Rome’s historic Jewish quarter is a hub of lively celebrations during the Festival of Lights. Every year in Piazza Barberini, a 20-foot-tall menorah is lit each night throughout the eight-night observance. Locals love the ceremony not only for its religious significance, but for the big finale — at the end of Hanukkah, the streets flood with people enjoying food, drinks, music, and plenty of dancing. (There is also a smaller menorah lighting at Piazza Bologna for those who wish to observe the holiday in more relative peace and quiet). Romans also enjoy a local take on fried traditional Jewish delicacies throughout the week, including fritters with olive oil, anise, dried fruits, and honey.
San Antonio, Texas
A Hanukkah celebration would feel incomplete without a menorah-lighting ceremony, but in San Antonio, they do things a little differently. Since 1998, the city has celebrated the Festival of Lights with a boat parade through the San Antonio River called Chanukah on the River, one of the largest Jewish celebrations in Texas. Fellow revelers take it all in from the famed River Walk, a beautiful city park that sits one story beneath the main streets, as boats deliver live, interactive entertainment from the water. When you’re ready to settle into a more traditional take on the holiday, San Antonio’s cultural and dining hotspot, known as Pearl, hosts a nightly public menorah lighting.
San Francisco, California

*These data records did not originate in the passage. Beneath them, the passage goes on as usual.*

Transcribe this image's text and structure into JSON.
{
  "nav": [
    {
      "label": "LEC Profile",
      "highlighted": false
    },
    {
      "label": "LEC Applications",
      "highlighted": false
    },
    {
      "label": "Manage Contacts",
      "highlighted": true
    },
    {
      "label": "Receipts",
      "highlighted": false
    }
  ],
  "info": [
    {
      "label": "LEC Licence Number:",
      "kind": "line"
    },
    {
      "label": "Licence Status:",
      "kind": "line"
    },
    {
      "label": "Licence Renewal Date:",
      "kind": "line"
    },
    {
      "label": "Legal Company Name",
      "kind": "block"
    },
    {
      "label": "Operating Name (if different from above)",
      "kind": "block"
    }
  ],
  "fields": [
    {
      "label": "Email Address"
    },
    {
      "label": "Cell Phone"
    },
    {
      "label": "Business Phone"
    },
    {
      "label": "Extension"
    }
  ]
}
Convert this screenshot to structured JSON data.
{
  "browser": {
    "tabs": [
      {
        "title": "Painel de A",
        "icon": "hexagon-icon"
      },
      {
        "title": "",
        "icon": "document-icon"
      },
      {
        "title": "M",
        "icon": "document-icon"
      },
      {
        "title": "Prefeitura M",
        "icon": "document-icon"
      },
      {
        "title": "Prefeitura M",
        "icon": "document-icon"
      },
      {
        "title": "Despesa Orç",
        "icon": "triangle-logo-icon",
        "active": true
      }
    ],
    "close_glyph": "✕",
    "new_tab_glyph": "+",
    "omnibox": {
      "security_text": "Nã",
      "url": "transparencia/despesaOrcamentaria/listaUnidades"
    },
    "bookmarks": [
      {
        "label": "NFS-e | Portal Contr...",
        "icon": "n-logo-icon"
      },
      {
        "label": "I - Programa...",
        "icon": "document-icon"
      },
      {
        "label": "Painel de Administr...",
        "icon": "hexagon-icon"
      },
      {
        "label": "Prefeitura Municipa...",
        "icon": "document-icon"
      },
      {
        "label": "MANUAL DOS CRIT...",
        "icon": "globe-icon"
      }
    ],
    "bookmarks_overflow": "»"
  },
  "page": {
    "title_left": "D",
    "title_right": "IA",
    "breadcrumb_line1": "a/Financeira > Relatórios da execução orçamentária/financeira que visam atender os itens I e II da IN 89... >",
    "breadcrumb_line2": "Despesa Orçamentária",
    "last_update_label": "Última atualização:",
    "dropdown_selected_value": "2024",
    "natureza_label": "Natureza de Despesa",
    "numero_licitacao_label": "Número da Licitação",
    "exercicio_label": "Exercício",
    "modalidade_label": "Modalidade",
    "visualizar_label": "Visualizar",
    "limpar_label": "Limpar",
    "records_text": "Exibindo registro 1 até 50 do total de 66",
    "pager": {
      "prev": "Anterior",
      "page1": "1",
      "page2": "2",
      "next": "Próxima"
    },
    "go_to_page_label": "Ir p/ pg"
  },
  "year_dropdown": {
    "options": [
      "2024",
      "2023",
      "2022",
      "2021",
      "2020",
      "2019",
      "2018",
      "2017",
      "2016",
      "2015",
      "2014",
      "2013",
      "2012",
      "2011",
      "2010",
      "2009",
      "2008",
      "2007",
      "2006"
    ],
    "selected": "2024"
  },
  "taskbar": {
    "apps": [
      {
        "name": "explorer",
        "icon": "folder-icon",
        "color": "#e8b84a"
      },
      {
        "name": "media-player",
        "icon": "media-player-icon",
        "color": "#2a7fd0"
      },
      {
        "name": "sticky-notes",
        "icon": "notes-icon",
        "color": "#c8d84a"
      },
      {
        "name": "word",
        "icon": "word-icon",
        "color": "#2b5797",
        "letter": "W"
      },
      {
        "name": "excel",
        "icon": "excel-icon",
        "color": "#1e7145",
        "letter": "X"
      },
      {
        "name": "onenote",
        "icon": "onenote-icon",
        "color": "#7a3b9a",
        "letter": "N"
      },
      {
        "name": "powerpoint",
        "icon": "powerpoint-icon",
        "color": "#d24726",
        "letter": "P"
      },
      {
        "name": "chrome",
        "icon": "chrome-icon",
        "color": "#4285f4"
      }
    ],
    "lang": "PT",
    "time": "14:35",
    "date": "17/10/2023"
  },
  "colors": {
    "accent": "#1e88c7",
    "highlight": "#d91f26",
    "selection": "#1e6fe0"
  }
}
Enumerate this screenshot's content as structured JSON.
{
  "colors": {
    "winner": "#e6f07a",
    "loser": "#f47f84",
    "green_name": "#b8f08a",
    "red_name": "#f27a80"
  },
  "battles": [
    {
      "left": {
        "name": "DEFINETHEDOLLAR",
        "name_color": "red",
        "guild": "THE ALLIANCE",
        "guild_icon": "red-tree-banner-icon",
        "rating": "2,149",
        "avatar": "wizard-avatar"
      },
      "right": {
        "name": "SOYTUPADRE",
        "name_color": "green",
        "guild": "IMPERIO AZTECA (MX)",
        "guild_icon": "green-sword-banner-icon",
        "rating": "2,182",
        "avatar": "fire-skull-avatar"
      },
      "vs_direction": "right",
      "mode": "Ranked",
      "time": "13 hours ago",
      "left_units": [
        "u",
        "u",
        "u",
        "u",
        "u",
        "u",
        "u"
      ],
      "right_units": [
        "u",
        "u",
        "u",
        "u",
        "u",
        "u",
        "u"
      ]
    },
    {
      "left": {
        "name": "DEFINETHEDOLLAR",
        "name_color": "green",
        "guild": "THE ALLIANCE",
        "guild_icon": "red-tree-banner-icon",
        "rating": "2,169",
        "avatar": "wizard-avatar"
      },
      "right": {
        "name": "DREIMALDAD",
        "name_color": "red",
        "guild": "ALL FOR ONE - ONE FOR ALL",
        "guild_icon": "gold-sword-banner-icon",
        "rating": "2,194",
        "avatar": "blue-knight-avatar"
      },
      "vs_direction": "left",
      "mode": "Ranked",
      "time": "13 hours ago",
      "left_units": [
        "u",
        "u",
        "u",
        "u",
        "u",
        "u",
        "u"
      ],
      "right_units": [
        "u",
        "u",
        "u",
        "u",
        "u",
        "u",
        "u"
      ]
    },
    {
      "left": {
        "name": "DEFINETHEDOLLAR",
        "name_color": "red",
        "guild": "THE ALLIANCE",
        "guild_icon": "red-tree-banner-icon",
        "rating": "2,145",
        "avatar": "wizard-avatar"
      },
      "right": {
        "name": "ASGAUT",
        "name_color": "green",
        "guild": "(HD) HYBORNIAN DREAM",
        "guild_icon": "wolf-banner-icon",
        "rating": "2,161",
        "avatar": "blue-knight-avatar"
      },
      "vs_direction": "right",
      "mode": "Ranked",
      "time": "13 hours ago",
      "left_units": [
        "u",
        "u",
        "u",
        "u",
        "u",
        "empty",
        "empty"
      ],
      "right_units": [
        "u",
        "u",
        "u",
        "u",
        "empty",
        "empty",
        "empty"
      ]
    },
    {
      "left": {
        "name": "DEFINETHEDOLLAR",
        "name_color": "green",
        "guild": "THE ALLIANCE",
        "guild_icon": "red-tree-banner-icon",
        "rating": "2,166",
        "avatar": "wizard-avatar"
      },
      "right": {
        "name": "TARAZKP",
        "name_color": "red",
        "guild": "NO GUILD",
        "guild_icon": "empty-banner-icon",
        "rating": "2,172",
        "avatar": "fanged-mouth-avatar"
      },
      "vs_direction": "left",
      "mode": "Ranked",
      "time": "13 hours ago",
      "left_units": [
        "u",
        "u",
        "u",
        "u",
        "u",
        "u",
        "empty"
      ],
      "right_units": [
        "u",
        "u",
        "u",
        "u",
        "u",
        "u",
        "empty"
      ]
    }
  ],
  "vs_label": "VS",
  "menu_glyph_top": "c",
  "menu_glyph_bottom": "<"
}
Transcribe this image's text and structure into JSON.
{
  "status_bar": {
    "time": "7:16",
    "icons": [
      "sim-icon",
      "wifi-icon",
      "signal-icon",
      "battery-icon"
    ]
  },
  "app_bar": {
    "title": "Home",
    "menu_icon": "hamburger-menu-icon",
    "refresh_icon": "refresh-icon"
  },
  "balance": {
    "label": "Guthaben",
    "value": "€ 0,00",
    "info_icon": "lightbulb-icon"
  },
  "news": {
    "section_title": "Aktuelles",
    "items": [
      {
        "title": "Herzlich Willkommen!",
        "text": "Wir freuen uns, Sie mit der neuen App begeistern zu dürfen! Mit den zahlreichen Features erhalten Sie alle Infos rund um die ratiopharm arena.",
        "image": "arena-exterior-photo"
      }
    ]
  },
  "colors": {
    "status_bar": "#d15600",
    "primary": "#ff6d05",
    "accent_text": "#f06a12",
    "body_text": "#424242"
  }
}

You can thank San Francisco for bringing the tradition of lighting giant public menorahs to America. The first event here was the brainchild of Rabbi Chaim Itche Drizin, who long worked to build local prominence for the Jewish community, together with famous rock 'n' roll concert promoter (and Holocaust survivor) Bill Graham, who used his connections to pull off the idea. In 1975, more than 1,000 Jewish revelers gathered in Union Square to witness the occasion — today, of course, giant menorahs are part of celebrations around the world. The tradition continues to burn bright in San Francisco, where the season kicks off with a big celebration during the lighting of the 25-foot-tall candelabra.
Tel Aviv, Israel
Israel’s central role in Hanukkah’s history means that Tel Aviv is yet another great place (besides Jerusalem) in the country to observe the holiday. The public menorah lighting at Independence Park, overlooking Hilton Beach, is one of the biggest and best ways to celebrate the Festival of Lights with the community. The city is also known for its creative and colorful depictions of the traditional menorah — interpretations over the years have included 28-foot-tall aerial platforms lit up like rainbows, a giant floating electric candle display looking over the city’s Port (courtesy of the Israel Electric Company), and abstract art installations as part of the Nightlight Festival. Because Hanukkah is a public holiday in Israel, kids are out of school for the week, and there are several options for keeping them busy, including the Tel Aviv Museum of Art’s creative programming for little ones.